The third Geoffrey Squire Memorial Bursary winner wasoLaura Moseley (right) to support her project proposal to create and publish Stories in Cloth: Two Zines on Radical Textile History.
Laura's application was the unanimous choice of the independent selection panel who were impressed by her clear and professional proposal.
The first zine Many Hands Make a Quilt – Short Histories of Radical Quilting (written with Jess Bailey of UC Berkeley) explores Norwich's textile heritage of 19th and 20th century quilts calling for criminal justice reform.
Her second zine, Diasporic Threads: Black Women, Fibre and Textiles (written with Dr Sharbreon Plummer of Ohio State University), will highlight black women's contribution to art and history through textiles and will be based on research into intersections of race, art and cultural memory.

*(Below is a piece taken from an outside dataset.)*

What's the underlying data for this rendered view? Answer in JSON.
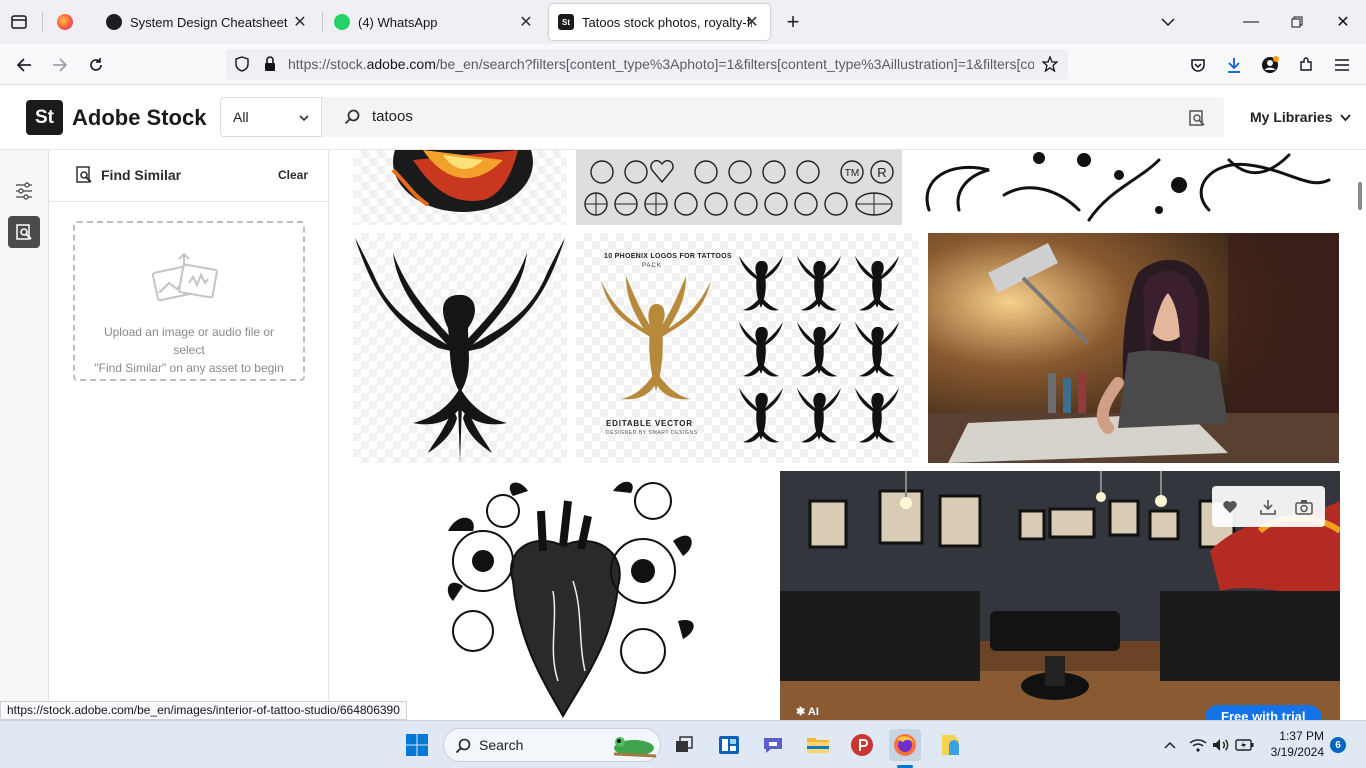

This collaborative project, to be published by Laura through Common Threads Press, is likely to create a young and new audience for historical and contemporary textiles in a fresh, exciting and affordable format as zines.

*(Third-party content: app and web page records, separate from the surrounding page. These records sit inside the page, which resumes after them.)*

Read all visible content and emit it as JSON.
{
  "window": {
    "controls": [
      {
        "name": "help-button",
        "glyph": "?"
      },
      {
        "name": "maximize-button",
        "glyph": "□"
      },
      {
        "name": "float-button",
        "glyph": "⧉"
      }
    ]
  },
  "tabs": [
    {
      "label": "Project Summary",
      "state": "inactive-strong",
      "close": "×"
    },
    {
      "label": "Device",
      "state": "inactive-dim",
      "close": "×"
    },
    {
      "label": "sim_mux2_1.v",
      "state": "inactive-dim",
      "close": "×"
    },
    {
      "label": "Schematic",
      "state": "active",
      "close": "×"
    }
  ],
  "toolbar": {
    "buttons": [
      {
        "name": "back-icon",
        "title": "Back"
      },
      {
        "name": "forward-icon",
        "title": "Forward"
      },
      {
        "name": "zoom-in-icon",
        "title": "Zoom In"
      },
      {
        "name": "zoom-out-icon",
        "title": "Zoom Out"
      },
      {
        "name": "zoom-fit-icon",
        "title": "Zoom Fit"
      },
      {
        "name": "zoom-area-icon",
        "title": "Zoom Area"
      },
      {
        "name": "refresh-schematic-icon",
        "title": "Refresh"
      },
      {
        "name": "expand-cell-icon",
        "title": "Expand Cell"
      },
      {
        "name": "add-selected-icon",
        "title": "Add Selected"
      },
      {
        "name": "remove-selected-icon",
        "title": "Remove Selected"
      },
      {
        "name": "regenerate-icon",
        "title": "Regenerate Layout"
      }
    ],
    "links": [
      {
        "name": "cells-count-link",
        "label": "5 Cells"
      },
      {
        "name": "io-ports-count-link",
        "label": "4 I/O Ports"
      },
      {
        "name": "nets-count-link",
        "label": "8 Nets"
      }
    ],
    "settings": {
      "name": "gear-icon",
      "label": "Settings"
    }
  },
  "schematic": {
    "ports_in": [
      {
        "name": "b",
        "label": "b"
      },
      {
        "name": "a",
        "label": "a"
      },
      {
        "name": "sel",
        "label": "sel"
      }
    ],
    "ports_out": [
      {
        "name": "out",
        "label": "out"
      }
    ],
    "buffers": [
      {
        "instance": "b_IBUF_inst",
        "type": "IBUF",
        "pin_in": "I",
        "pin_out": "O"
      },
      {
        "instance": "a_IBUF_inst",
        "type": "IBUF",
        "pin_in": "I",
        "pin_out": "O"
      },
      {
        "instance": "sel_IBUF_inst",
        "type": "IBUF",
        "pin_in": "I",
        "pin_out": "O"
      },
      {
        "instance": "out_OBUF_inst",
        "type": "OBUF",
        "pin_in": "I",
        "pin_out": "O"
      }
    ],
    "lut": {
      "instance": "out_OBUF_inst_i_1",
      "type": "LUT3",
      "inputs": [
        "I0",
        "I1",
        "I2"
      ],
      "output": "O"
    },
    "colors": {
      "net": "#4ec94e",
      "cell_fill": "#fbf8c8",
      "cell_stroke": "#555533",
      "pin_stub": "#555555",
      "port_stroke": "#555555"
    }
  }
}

The second award of £1,000 went to Jennifer Monahan's proposal Spinning a Yarn: The women spinners of Norfolk's medieval textile industry. Her aim is to research the roles of these unsung heroines of Norfolk's famous worsted industry, women whose continuous production of finely-spun yarn was essential for the weavers but remains largely unrecognised. She also plans an in-depth study of the local industry, weaving using authentic techniques, setting -up an online blog and involving colleagues in practical archaeology.
About Geoffrey Squire

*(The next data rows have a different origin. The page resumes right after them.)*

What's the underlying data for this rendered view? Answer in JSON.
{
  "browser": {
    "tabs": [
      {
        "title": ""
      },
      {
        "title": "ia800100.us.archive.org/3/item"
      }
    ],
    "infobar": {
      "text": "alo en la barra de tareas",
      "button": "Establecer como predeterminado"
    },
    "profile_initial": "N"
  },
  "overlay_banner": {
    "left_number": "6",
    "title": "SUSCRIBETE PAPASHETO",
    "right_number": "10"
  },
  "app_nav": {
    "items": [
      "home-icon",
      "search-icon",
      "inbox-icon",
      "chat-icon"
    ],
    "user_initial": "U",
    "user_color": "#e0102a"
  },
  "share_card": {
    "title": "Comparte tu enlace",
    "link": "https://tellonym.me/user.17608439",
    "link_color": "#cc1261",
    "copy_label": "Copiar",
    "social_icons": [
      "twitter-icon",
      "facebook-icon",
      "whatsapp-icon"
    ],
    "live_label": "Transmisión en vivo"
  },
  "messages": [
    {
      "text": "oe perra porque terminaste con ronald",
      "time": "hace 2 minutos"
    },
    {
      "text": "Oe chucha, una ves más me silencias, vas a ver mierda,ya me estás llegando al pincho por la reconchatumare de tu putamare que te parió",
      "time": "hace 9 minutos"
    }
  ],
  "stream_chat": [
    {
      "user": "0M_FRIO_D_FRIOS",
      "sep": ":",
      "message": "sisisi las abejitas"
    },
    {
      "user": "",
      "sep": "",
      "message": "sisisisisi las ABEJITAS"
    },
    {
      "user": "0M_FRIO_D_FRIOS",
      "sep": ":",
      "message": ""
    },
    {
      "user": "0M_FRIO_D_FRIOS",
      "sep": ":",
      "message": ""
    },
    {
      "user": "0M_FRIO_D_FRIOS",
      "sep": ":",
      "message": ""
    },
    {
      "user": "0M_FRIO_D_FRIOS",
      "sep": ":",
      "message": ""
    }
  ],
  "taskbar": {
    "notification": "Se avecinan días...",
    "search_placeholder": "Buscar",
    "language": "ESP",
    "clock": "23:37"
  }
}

Geoffrey Squire (1924-2011) retired to Norfolk after a long and varied career in London as a designer, educator, historian, author and scholar. Theatre design, and the history of fine and applied arts, especially textiles and costumes, were his passions, and he was one of the founder members of the Costume Society and an early vice-president.
In Norwich he met fellow textile and costume historians Pamela Clabburn and Helen Hoyte, both of whom very involved with the Costume and Textile Study Centre (CTSC) and with C&TA.
Geoffrey became a valued volunteer at CTSC and a regular and popular lecturer there. He also contributed a series of lively and erudite articles for the C&TA Newsletter (the fore-runner of Miscellany).
His writing was both informed and perceptive, and his book Dress, Art and Society (Studio Vista, 1971), now out of print, remains to this day on the V&A reading list. A review of his unpublished manuscript Masculine Habits, 1850-1970 appears in the 2015 issue of Miscellany.
Following his death in 2011, the C&TA received an astonishingly generous legacy.
In 2014, C&TA used £3,000 of our legacy to underwrite the very successful Geoffrey Squire Memorial Competition exhibition 'Silvery Threads' and a biennial bursary in his name was launched in 2017 to support and encourage research and study in the fields of costume and textiles.
Geoffrey Squire lies at rest in a quiet Norfolk churchyard. We will continue to honour with gratitude the memory of this remarkable and generous benefactor.
Inaugural award winners, 2017
In 2017 the inaugural award went jointly to Aviva Leigh and Dr. Michael Nix, pictured at the presentation of their research in October 2018.
Michael Nix's research related to the export of Norwich textiles in the 1700s when the industry was at its most successful, and involved travel to Paris to study the Moccafy manuscripts held at the Bibliothèque Forney.
Gian Batta Moccafy was a Piedmontese merchant who toured Europe to visit textile manufacturers and collect patterns with a view to recreate them in Piedmont. Dr Nix's research has given us a greater knowledge of Norwich's global trade in textiles in the 18th century In 2023, with the help of the bursary, he published a comprehensive history of Norwich Textiles: Norwich Textiles: Global Story, 1750-1830.
Aviva Leigh and Michael Nix worked together on a technical analysis of the fabric swatches in the early Norwich Pattern Books and Aviva reconstructed several examples of the patterns, weaving sufficient cloth to make a gentleman's waistcoat (worn here by Michael, pictured with Aviva). This gives us a greater understanding of the methods used to create 'Norwich Stuffs” and a sense of how the pieces would have appeared and felt.
View Aviva's presentation on her website